Reserve Bank of India Governor’ Shaktikanta Das' unscheduled 15-minute statement today was nothing short of a (thunder)bolt from the blue. And like all thunder, it foretells stormy weather ahead.
First, even at 10 am when the RBI announced that the governor would deliver a statement at 2 pm, the guess by a reluctant 50 percent of the economists polled was a 25 bps hike in repo rate at worst or a CRR (cash reserve ratio) hike. The actual package packed much more dynamite.
It is clear the RBI wants to convey that the inflation situation is very serious, hence the choice of a mid-cycle hike. Heavens wouldn’t have fallen if RBI had waited till the June 7 policy, but the central bank wanted to make a point by announcing the hike mid-cycle — that it is dead serious about inflation.
The critics ask, "Why not in April, then?" Perhaps the RBI was bound by its own word. It had said several times that the turn in the rate cycle would be well-telegraphed. And hence it had to warn in April and then hike in May.
In fact, the central bank is conveying the urgency of the surging inflation in several ways: 1) The timing — can’t wait till June; 2) The extent of the repo hike — 25 bps not enough, at least 40 bps was needed for a bang off the first ball; and 3) A rate hike isn’t enough, crunching the quantity of money was also needed — hence the 50 bps hike in CRR to 4.5 percent.
CRR is the percentage of a bank’s deposits that it can’t lend but has to keep idle as cash. CRR hikes, hence, have higher impact because a bank’s cost of money immediately goes up as it has to keep more cash idle. Also it has a multiplier impact as banks have to keep an additional 0.5 percents of deposits idle on every new loan. So the net amount drained from the system is not just Rs 87,000 crore, but 2-3 times that number depending on loan growth.

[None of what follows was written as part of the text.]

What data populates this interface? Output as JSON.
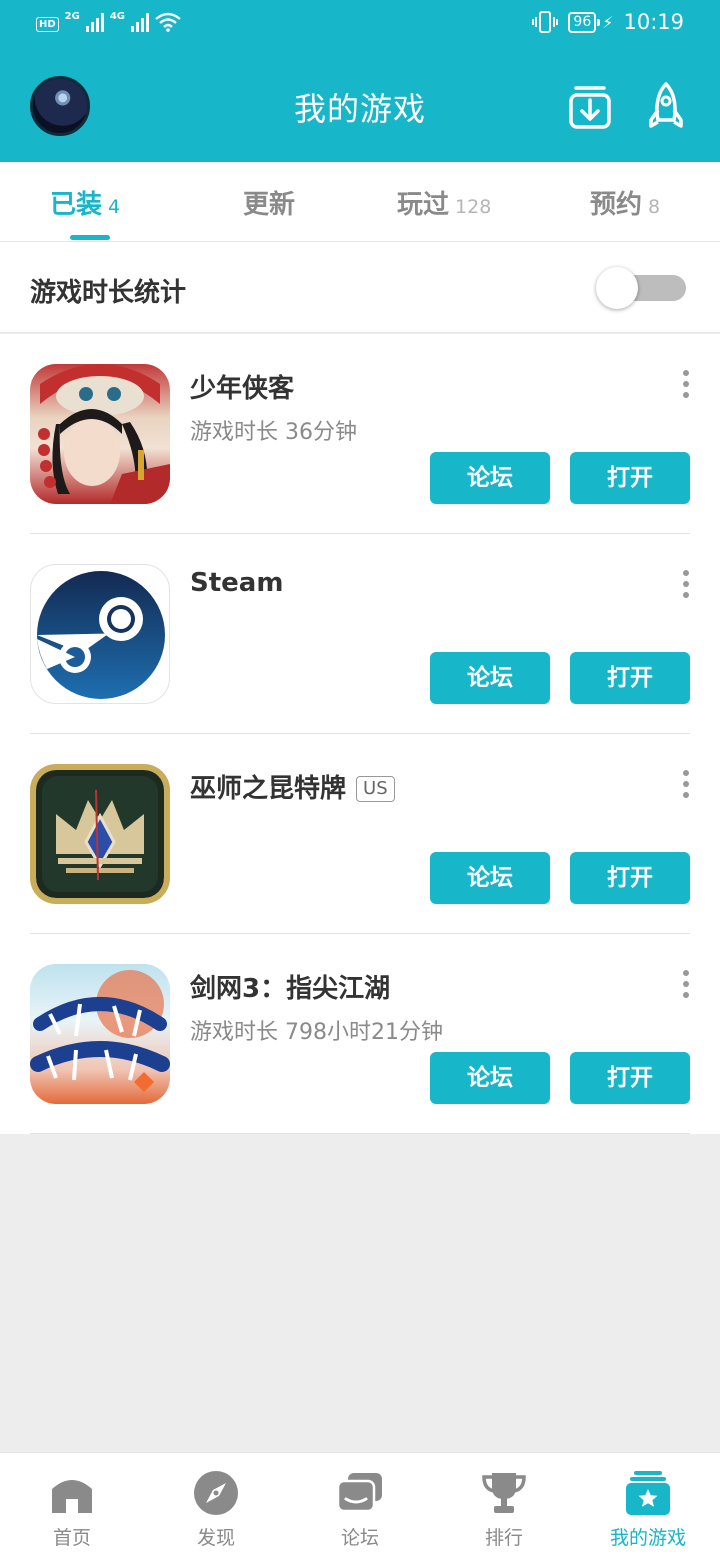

The other reason for this unscheduled action by RBI could be that it is effort by the central bank and the Monetary Policy Committee (MPC) to show the Parliament that they are doing their job. The inflation targeting Monetary Policy Framework, in vogue since 2016, requires the MPC and the RBI to keep CPI at 4 percent, give or take two percentage points. That is, CPI cannot go above 6 percent for three quarters in a row. By this measure, most definitely by September, the MPC would have failed this test and would have had to write to the Parliament explaining why it failed and what steps it has taken to remedy the failure. The RBI and the MPC will now be able to explain to the Parliament that theyhave, indeed, taken timely steps.
Another reason for the outsized hikes could be to send a message to foreign investors — the RBI is serious about inflation targeting. Often the mere narrative of the central bank being behind the curve can trigger higher foreign exchange outflows than warranted.
So what’s the impact of the RBI hike? Firstly, it won’t bring down inflation anytime soon, since much of the price rise in fuel and edible oils and dairy products and wheat is supply-driven. What the RBI's dramatic hike can do is to push up the cost of money and bring down secondary price hikes caused by inflation expectations, though this will take a while to take effect.
More immediately , it’s clear that inflation is worse than we thought. RBI usually has a good idea of the CPI by the last day of the month. The RBI’s emphatic action indicates that the April inflation is probably higher than the 7.3-7.5 percent that the street is expecting.
What about growth? Economists worry that all rate hikes will dampen consumption and investment, albeit marginally. But this may not be the case in the initial stages of the rate hiking cycle. In fact senior bankers point out that salaries are all set to rise at least 10 percent on an average, and much more for IT jobs. As long as the rate of rise in EMI (equated monthly instalments) is less than rate of salary hikes, loan demand is not dampened. So chances are the growth in realty sales and home loan demand may continue.
Likewise, the export growth due to global diversification from China, or still loose money in major economies, may keep exports ticking. The IT sector may likewise continue its hiring spree given that the demand for digitalisation will be unaffected by the rate hikes.
Any immediate hit to growth will come not from the latest rate hikes but from inflation, as it drives down company margins and consumption in the lower echelons.
The interest rate hit to growth may come a year or two later, especially if the US Fed rate hikes push up the global cost of money and Indian corporates have to fall back on Indian banks. By then, domestic rates may also have been pushed higher by successive RBI rate hikes and higher government borrowing to meet higher food and fertiliser bills.
For now, the upper part of India’s K-shaped economic growth doesn’t seem under threat. The RBI thunderbolt may cause some rain, but the economy should weather this storm for now.